Michael C. Johnson-USA TODAY Sports

As the Iowa State Cyclones prepare for the 2020 college football season, there remains a fear that the COVID-19 pandemic wipes out fall sports. If that happens, Iowa State’s athletic department could change forever with a potential revenue hit that would create drastic changes.

Iowa State AD estimates $40 million in lost revenue if no college football season

In a letter released to Iowa State’s community on Monday, athletic director Jamie Pollard addressed the looming dangers ahead for the program. Specifically, the massive hit to the department’s revenue that would carry significant ramifications.

If there are no fall sports, including college football, Iowa State’s athletic department will lose $40 million in revenue over the next sixth months. Additionally, the schools’ educational fund will lose more than $41 million in the 2021 fiscal year.

Since the cancelation of March Madness and the suspension of spring sports, colleges across the country have lost out on countless revenue. Even before a potential college football season could begin, Pollard said Iowa State could lose an estimated $73 million since the pandemic began.
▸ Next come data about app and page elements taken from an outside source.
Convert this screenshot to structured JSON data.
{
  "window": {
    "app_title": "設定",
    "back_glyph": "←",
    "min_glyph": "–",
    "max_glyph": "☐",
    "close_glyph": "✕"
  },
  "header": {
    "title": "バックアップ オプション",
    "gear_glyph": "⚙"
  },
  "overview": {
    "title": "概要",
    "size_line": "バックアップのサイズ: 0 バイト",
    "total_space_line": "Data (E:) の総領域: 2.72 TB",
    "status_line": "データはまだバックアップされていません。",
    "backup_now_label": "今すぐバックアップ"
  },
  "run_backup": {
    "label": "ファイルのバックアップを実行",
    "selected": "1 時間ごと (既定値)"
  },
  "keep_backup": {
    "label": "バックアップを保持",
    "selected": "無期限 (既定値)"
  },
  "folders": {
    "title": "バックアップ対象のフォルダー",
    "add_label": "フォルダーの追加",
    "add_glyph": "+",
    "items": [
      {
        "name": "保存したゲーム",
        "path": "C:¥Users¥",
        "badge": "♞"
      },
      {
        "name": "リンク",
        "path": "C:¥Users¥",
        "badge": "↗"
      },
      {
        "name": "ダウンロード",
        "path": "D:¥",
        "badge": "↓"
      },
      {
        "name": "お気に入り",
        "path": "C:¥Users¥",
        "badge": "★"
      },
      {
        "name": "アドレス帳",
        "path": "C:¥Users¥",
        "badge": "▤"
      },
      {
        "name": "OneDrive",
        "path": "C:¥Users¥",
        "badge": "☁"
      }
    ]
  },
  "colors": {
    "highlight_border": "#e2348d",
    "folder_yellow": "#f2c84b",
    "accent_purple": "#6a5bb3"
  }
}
While the school and the Big 12 conference want a decision regarding the 2020 college football season that puts player safety first, Pollard and other conference officials are clearly weighing the economic devastation that will be felt if there are no sports this fall.

If there is no college football season, Iowa State already made it clear it would follow the same drastic budget cuts that other colleges took. All across the country, from Stanford University cutting 11 of its sports teams to UConn eliminating four programs, countless universities are wiping out several sports from their athletic department.
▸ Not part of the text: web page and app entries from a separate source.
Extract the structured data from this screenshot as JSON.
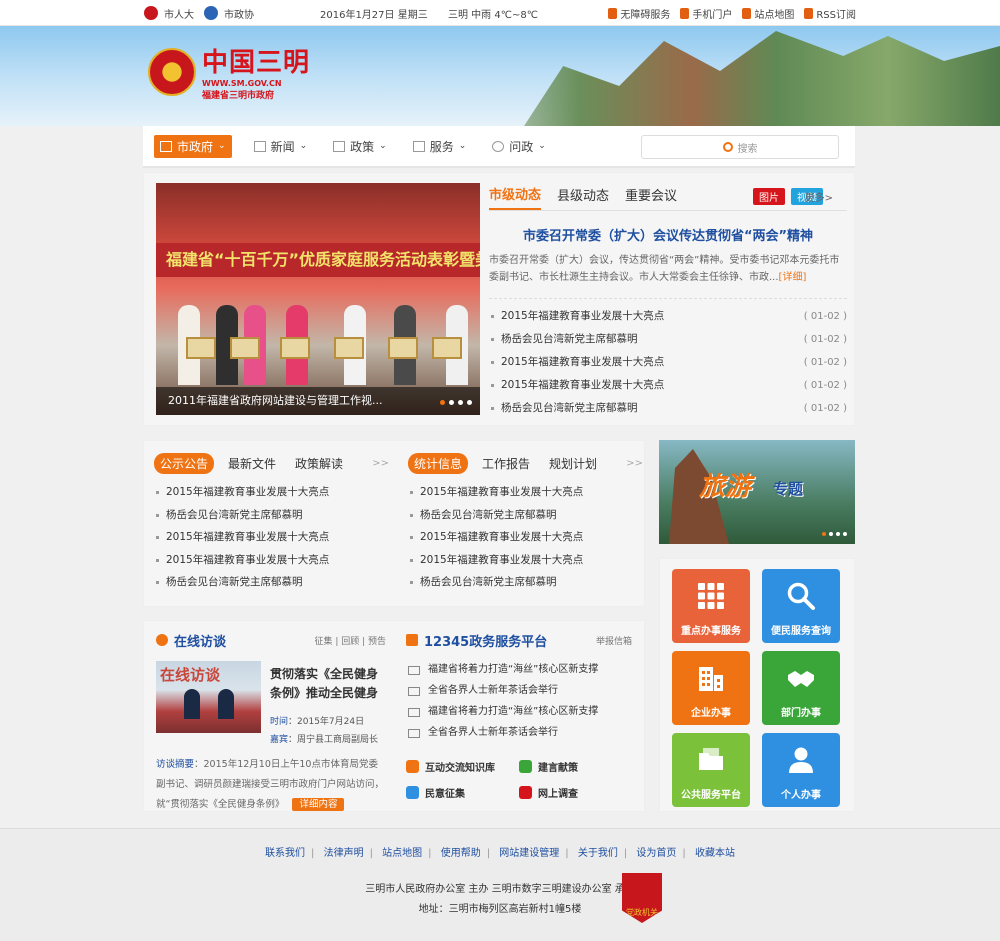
{
  "topbar": {
    "links_left": [
      "市人大",
      "市政协"
    ],
    "date": "2016年1月27日 星期三",
    "weather": "三明 中雨 4℃~8℃",
    "links_right": [
      "无障碍服务",
      "手机门户",
      "站点地图",
      "RSS订阅"
    ]
  },
  "header": {
    "title": "中国三明",
    "domain": "WWW.SM.GOV.CN",
    "subtitle": "福建省三明市政府"
  },
  "nav": {
    "items": [
      "市政府",
      "新闻",
      "政策",
      "服务",
      "问政"
    ],
    "search_placeholder": "搜索"
  },
  "featured": {
    "slide_banner": "福建省“十百千万”优质家庭服务活动表彰暨美食街(",
    "slide_caption": "2011年福建省政府网站建设与管理工作视...",
    "tabs": [
      "市级动态",
      "县级动态",
      "重要会议"
    ],
    "badges": [
      "图片",
      "视频"
    ],
    "more": "更多>",
    "headline": "市委召开常委（扩大）会议传达贯彻省“两会”精神",
    "summary": "市委召开常委（扩大）会议，传达贯彻省“两会”精神。受市委书记邓本元委托市委副书记、市长杜源生主持会议。市人大常委会主任徐铮、市政...",
    "summary_more": "[详细]",
    "list": [
      {
        "title": "2015年福建教育事业发展十大亮点",
        "date": "( 01-02 )"
      },
      {
        "title": "杨岳会见台湾新党主席郁慕明",
        "date": "( 01-02 )"
      },
      {
        "title": "2015年福建教育事业发展十大亮点",
        "date": "( 01-02 )"
      },
      {
        "title": "2015年福建教育事业发展十大亮点",
        "date": "( 01-02 )"
      },
      {
        "title": "杨岳会见台湾新党主席郁慕明",
        "date": "( 01-02 )"
      }
    ]
  },
  "notices": {
    "tabs": [
      "公示公告",
      "最新文件",
      "政策解读"
    ],
    "more": ">>",
    "list": [
      "2015年福建教育事业发展十大亮点",
      "杨岳会见台湾新党主席郁慕明",
      "2015年福建教育事业发展十大亮点",
      "2015年福建教育事业发展十大亮点",
      "杨岳会见台湾新党主席郁慕明"
    ]
  },
  "stats": {
    "tabs": [
      "统计信息",
      "工作报告",
      "规划计划"
    ],
    "more": ">>",
    "list": [
      "2015年福建教育事业发展十大亮点",
      "杨岳会见台湾新党主席郁慕明",
      "2015年福建教育事业发展十大亮点",
      "2015年福建教育事业发展十大亮点",
      "杨岳会见台湾新党主席郁慕明"
    ]
  },
  "tourism": {
    "text": "旅游",
    "text2": "专题"
  },
  "services": {
    "tiles": [
      {
        "label": "重点办事服务",
        "color": "#e8633a",
        "icon": "grid-icon"
      },
      {
        "label": "便民服务查询",
        "color": "#2f8fe0",
        "icon": "search-icon"
      },
      {
        "label": "企业办事",
        "color": "#f07313",
        "icon": "building-icon"
      },
      {
        "label": "部门办事",
        "color": "#3aa63a",
        "icon": "handshake-icon"
      },
      {
        "label": "公共服务平台",
        "color": "#7cc13a",
        "icon": "folder-icon"
      },
      {
        "label": "个人办事",
        "color": "#2f8fe0",
        "icon": "person-icon"
      }
    ]
  },
  "interview": {
    "title": "在线访谈",
    "links": "征集 | 回顾 | 预告",
    "pic_banner": "在线访谈",
    "headline": "贯彻落实《全民健身条例》推动全民健身",
    "time_label": "时间",
    "time": "2015年7月24日",
    "guest_label": "嘉宾",
    "guest": "周宁县工商局副局长",
    "abstract_label": "访谈摘要",
    "abstract": "：2015年12月10日上午10点市体育局党委副书记、调研员颜建瑞接受三明市政府门户网站访问，就“贯彻落实《全民健身条例》",
    "button": "详细内容"
  },
  "hotline": {
    "title": "12345政务服务平台",
    "link": "举报信箱",
    "list": [
      "福建省将着力打造“海丝”核心区新支撑",
      "全省各界人士新年茶话会举行",
      "福建省将着力打造“海丝”核心区新支撑",
      "全省各界人士新年茶话会举行"
    ],
    "links": [
      {
        "label": "互动交流知识库",
        "color": "#f07313"
      },
      {
        "label": "建言献策",
        "color": "#3aa63a"
      },
      {
        "label": "民意征集",
        "color": "#2f8fe0"
      },
      {
        "label": "网上调查",
        "color": "#d6141b"
      }
    ]
  },
  "footer": {
    "links": [
      "联系我们",
      "法律声明",
      "站点地图",
      "使用帮助",
      "网站建设管理",
      "关于我们",
      "设为首页",
      "收藏本站"
    ],
    "line1": "三明市人民政府办公室 主办 三明市数字三明建设办公室 承办",
    "line2": "地址：三明市梅列区高岩新村1幢5楼",
    "badge": "党政机关"
  }
}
There remains a chance that football could be played this fall, but health officials are urging Iowas State to play games without fans due to the COVID-19 pandemic. If that happens, while it would soften the financial blow, cuts might still need to be made.